## [EXERCISE INSTRUCTIONS]
Using the data below, copy each line that includes the word "value".

[Opening SOURCE DATA section]

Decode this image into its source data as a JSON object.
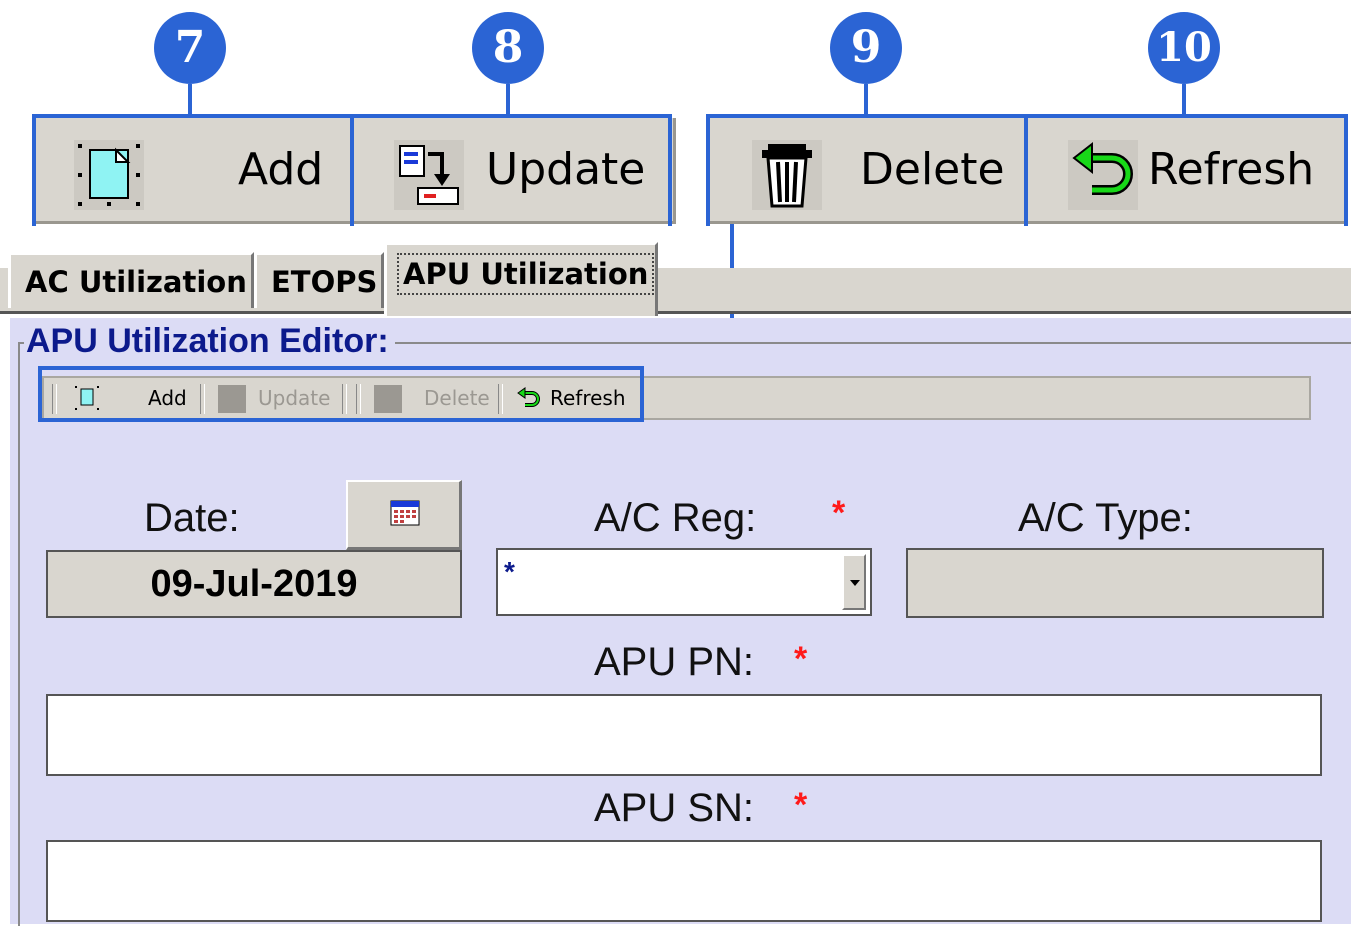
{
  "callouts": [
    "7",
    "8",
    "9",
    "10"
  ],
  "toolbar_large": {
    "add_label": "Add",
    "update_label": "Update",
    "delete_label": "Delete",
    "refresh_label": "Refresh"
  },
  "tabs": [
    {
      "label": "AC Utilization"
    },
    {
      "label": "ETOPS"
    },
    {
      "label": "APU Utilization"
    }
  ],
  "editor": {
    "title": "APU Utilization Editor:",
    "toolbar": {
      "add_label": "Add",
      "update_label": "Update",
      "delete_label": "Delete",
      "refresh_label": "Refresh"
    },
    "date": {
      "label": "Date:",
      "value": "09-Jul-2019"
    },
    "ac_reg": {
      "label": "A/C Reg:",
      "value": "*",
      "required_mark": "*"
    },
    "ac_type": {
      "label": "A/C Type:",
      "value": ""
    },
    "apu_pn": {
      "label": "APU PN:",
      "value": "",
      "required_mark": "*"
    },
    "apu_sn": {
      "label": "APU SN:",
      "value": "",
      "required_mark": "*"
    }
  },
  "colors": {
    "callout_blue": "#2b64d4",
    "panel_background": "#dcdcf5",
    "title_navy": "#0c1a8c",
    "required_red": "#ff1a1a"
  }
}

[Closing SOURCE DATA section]

## [ANSWER BELOW]
      "value": "09-Jul-2019"
      "value": "*",
      "value": ""
      "value": "",
      "value": "",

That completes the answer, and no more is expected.